##### Given information #####
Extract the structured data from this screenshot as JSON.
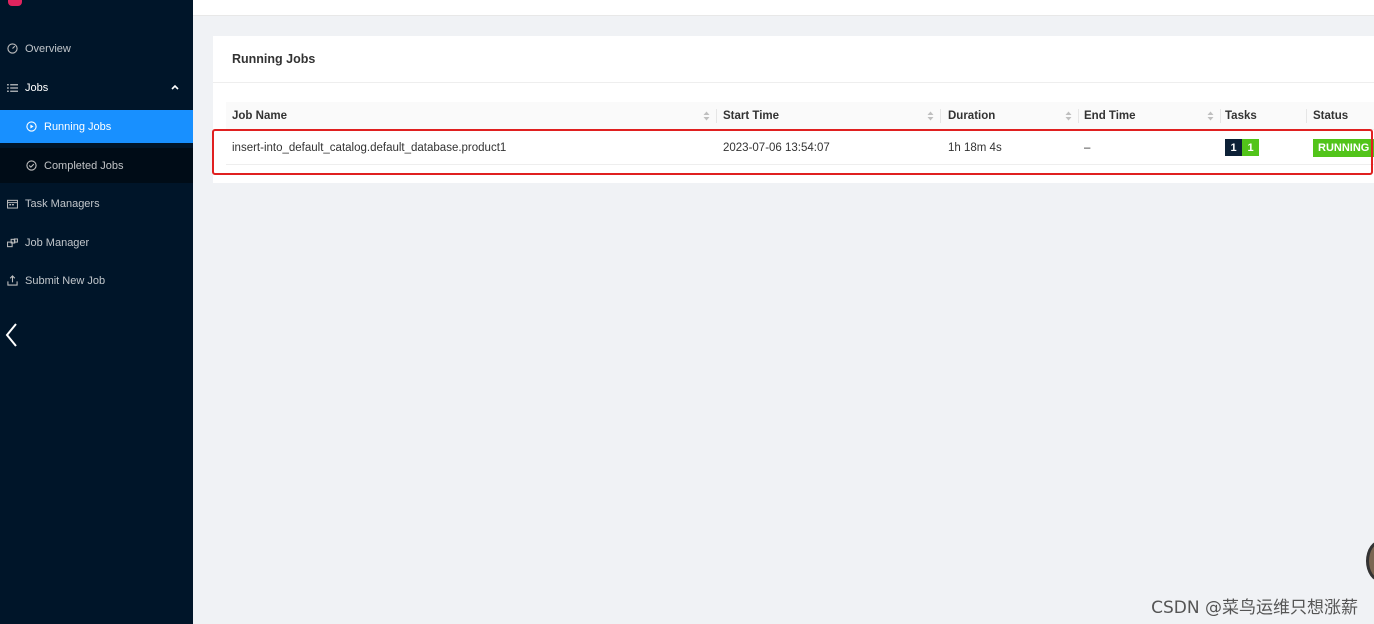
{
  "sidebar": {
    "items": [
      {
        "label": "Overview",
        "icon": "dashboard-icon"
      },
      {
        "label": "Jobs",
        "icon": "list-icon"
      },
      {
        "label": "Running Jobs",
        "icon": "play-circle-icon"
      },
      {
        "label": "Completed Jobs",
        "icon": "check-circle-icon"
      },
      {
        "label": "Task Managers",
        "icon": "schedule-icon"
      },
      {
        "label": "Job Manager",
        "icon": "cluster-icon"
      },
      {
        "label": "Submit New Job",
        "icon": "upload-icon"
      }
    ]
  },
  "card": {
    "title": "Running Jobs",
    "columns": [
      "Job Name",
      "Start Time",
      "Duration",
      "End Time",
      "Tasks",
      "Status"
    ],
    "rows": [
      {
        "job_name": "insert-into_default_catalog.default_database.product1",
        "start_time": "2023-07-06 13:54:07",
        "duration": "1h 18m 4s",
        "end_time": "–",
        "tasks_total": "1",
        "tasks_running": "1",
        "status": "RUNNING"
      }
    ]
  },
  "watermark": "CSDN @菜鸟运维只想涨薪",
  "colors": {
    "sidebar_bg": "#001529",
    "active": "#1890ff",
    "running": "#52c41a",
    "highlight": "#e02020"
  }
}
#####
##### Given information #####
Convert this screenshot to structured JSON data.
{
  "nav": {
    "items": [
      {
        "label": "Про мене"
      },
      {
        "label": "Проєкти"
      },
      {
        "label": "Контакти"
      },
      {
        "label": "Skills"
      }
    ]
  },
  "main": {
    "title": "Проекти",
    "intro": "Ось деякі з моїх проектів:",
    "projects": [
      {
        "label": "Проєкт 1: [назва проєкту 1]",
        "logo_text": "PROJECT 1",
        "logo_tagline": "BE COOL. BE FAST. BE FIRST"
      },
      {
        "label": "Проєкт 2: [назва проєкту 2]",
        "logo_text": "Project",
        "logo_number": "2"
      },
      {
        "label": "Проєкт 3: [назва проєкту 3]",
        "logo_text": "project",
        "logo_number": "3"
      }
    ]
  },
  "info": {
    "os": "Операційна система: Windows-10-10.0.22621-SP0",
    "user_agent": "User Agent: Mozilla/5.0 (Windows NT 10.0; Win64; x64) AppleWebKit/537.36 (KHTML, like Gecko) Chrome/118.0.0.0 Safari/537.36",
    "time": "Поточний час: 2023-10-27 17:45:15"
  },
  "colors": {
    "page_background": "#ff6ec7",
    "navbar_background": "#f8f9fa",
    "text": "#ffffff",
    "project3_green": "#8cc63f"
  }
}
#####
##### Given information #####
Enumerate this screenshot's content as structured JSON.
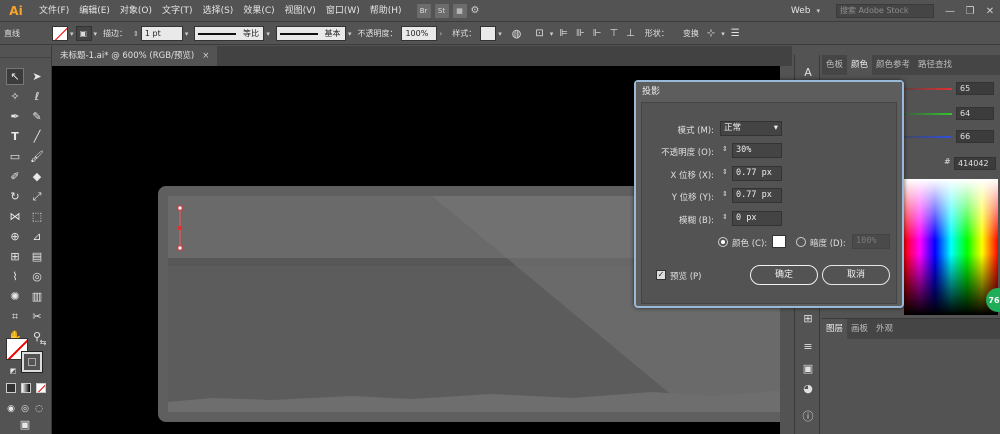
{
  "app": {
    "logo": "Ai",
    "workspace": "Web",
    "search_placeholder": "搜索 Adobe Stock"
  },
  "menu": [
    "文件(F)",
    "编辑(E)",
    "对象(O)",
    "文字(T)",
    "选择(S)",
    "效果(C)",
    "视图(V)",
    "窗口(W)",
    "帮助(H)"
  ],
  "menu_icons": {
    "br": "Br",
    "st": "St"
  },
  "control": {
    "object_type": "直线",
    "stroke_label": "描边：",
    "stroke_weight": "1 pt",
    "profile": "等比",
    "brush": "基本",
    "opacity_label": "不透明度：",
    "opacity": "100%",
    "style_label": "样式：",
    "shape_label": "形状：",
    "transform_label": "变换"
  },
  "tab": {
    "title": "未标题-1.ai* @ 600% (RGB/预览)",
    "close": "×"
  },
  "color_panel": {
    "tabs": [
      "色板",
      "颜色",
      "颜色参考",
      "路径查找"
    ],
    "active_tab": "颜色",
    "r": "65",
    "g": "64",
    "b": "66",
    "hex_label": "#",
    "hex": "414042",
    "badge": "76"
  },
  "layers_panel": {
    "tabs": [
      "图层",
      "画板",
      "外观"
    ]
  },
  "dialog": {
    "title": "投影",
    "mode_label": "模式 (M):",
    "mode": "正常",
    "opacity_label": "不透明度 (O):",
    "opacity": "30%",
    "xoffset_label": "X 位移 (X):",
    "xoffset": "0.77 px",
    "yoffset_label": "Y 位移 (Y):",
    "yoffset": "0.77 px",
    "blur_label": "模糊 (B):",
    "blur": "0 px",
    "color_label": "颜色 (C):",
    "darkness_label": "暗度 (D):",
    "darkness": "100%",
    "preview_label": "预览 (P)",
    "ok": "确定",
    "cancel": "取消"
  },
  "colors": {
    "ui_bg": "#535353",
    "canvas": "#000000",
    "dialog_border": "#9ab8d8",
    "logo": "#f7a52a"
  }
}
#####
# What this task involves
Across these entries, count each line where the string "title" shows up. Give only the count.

# Written response
4